Jenny Schlecht / Agweek Staff Writer
MEDINA, N.D. — All was quiet in the pasture until Chad Price and Brandon Weatherly started moving bee boxes. Then the persistent buzzzzz in the air was interrupted only by the whirrr of a passing spray plane or the snap of nearby power lines. The bees haven't been producing much honey for about a month, Price said Sept. 10. But they'll stay out for another month or so on the pastures and prairie trails around Medina.
WEST FARGO, N.D. — The Big Iron International Visitors Program received more applications than ever from international buyers who wanted to visit the annual farm show here. But because of visa denials from the U.S. State Department, only about 50 participants ended up making it to the show, said Simon Wilson, executive director of the North Dakota Trade Office.
JAMESTOWN, N.D. — Dawn Entzminger had been having migraines and nausea almost constantly. Thinking it was "just a headache," she powered through. "One day was so bad I had to go in," she says. Entzminger, a Jamestown veterinarian, tested positive for West Nile virus, one of 86 cases in North Dakota through Sept. 4, 2018. Jenny Galbraith, surveillance epidemiologist at the North Dakota Department of Health, says in all of 2017, the state had 62 cases. "We're a little bit high, but not ridiculously high yet this year," she says.
FARGO, N.D. — Tim McGreery hasn't seen prices this low for pulse crops in 12 years. Peas, he says, are down 25 percent, lentils 40 percent and chickpeas 50 percent. McGreery, chief executive officer of the USA Dry Pea & Lentil Council, based in Moscow, Idaho, says tariffs in India and China — formerly the two top international destinations for U.S. pulse crops — are "definitely having an impact."
WING, N.D. — Standing in a pasture west of Wing, N.D., Darrell Oswald explained the benefits of farming and ranching in northeastern Burleigh County. "We do have great grass," he said. "That's where our profit comes from." The grass is what brought a large group of conservation groups and state and federal government officials to Oswald Ranch on Tuesday, Aug. 28, as part of the North Dakota Grasslands Policy Tour and Workshop.
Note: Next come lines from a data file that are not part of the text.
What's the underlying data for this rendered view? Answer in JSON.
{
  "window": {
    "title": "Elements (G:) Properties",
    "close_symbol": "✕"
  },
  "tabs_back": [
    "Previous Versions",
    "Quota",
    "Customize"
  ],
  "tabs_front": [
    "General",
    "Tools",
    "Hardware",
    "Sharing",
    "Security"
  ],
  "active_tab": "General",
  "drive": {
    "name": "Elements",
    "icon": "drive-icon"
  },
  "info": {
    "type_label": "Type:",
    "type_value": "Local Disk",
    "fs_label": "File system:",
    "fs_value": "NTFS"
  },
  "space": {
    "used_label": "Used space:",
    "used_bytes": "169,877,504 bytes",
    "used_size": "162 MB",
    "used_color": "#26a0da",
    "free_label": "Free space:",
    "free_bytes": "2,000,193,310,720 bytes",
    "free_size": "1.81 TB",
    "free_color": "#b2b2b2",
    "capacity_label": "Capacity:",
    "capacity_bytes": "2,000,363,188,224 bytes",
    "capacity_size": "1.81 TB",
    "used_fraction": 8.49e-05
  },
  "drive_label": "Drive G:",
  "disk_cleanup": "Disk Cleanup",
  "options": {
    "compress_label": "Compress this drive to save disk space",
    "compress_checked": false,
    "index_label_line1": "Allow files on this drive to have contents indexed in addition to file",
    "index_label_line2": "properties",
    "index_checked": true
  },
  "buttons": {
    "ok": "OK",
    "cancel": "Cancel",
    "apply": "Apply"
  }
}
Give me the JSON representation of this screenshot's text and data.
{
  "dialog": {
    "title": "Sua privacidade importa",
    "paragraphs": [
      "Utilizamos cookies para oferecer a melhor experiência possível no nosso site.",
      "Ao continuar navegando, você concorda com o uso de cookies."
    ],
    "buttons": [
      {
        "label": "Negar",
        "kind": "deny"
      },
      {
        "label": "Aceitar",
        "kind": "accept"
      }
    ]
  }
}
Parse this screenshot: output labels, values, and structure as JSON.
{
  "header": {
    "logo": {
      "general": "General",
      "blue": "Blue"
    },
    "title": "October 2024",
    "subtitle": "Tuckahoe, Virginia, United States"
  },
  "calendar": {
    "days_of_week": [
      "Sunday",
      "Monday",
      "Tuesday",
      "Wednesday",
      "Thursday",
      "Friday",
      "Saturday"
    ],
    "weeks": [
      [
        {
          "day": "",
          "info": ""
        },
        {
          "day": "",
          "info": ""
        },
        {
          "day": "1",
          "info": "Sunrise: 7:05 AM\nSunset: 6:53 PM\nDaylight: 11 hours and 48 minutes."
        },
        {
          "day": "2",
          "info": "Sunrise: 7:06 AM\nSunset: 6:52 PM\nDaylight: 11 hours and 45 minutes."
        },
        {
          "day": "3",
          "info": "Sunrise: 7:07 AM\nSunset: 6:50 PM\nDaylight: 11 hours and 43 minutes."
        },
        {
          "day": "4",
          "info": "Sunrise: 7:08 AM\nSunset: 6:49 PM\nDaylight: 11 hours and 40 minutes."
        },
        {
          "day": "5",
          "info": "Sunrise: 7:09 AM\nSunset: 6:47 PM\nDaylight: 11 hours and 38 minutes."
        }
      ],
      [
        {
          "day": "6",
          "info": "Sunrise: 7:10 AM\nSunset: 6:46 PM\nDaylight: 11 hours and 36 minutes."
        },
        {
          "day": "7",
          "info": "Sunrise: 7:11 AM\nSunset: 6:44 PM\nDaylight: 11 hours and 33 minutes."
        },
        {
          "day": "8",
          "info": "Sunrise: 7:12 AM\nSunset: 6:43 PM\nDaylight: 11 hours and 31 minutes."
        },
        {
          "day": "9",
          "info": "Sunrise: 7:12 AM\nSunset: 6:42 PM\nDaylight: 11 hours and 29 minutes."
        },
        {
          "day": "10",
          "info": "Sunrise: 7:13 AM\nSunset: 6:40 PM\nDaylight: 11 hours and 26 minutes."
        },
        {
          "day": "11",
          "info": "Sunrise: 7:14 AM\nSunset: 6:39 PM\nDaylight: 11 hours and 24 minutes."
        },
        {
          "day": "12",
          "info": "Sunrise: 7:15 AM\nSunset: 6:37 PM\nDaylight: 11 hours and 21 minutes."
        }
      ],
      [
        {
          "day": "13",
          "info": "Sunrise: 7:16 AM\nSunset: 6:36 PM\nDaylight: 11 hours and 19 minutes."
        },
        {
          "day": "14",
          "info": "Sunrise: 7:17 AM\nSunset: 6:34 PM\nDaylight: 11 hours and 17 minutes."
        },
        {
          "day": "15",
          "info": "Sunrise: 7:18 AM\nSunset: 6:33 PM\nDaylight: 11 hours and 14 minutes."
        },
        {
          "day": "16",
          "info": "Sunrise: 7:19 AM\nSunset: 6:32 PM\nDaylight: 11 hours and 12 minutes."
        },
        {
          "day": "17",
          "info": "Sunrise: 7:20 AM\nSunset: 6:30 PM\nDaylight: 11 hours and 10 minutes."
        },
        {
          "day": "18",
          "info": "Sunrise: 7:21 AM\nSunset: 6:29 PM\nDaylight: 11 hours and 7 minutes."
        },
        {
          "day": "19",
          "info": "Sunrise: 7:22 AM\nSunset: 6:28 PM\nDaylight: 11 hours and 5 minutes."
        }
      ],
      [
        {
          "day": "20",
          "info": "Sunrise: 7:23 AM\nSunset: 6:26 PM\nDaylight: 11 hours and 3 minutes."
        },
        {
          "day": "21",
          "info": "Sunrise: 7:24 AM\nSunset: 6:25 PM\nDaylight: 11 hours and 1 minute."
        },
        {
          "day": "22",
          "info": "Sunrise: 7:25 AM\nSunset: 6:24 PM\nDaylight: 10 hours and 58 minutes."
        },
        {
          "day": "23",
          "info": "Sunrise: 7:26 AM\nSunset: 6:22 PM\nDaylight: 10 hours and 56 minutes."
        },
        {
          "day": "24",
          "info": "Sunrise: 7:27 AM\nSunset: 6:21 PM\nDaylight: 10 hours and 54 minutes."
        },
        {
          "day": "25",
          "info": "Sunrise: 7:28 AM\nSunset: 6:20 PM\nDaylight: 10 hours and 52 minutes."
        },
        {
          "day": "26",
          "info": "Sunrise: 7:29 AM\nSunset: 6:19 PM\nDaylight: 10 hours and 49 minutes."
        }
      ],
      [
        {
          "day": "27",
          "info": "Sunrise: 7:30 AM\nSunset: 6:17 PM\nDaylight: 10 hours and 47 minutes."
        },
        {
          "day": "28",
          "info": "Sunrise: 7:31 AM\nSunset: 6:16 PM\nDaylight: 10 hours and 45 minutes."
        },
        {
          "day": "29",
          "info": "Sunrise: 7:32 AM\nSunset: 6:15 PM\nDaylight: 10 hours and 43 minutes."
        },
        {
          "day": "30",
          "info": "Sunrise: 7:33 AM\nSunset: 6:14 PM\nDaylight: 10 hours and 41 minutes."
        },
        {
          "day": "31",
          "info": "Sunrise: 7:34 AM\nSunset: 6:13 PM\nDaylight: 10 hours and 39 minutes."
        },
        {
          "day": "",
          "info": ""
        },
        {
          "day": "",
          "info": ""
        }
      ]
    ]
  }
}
I made an observation the other morning: It takes me and my daughters as long to feed three calves as it takes my husband and father-in-law to feed 70 bred heifers. I've written before about our bottle calves. We ended up with three this year for various reasons. One had an abusive mother and a navel infection that meant he needed special care. One was a twin left behind by her mother. And the third had a mother get sick and quit milking.
FAULKTON, S.D. — In Australia, David Hedt says, many farmers don't run as many trucks at harvest as in the U.S. Instead, they rely on 4,000 bushel rolling grain bins, called, "mother bins." The use of the huge implements in Australia, Hedt explains, was a result of larger combine sizes and a dearth of workers to drive trucks and keep harvest moving about 20 years ago.
WASHINGTON — Producers who have raised soybeans, wheat, corn, sorghum, cotton, pork and dairy found out on Aug. 27 how much of the $12 billion trade compensation package they will receive. But many in agriculture would prefer a strong market to a government check. "It's nice to get a little money, make a little cash flow happen," said Nancy Johnson, executive director of the North Dakota Soybean Growers Association. "Everybody is appreciative of a payment; everybody is kind of wishing the payments would go away."
WASHINGTON — Soybean farmers will receive the majority of the initial payments set aside for assistance to agriculture due to trade disruption.
FAULKTON, S.D — Drivers heading west on Highway 212 into this north central South Dakota town this summer have found themselves gawking in amazement at the image of the back of a small boy in jeans and a T-shirt on the Agtegra elevator. The image shows every wrinkle of fabric, every strand of hair and the softness of a child's form, as if a giant black-and-white photo had been pasted to the side of the towering structure. Aussie Dave even has joked about starting a pool on when the first crash will be.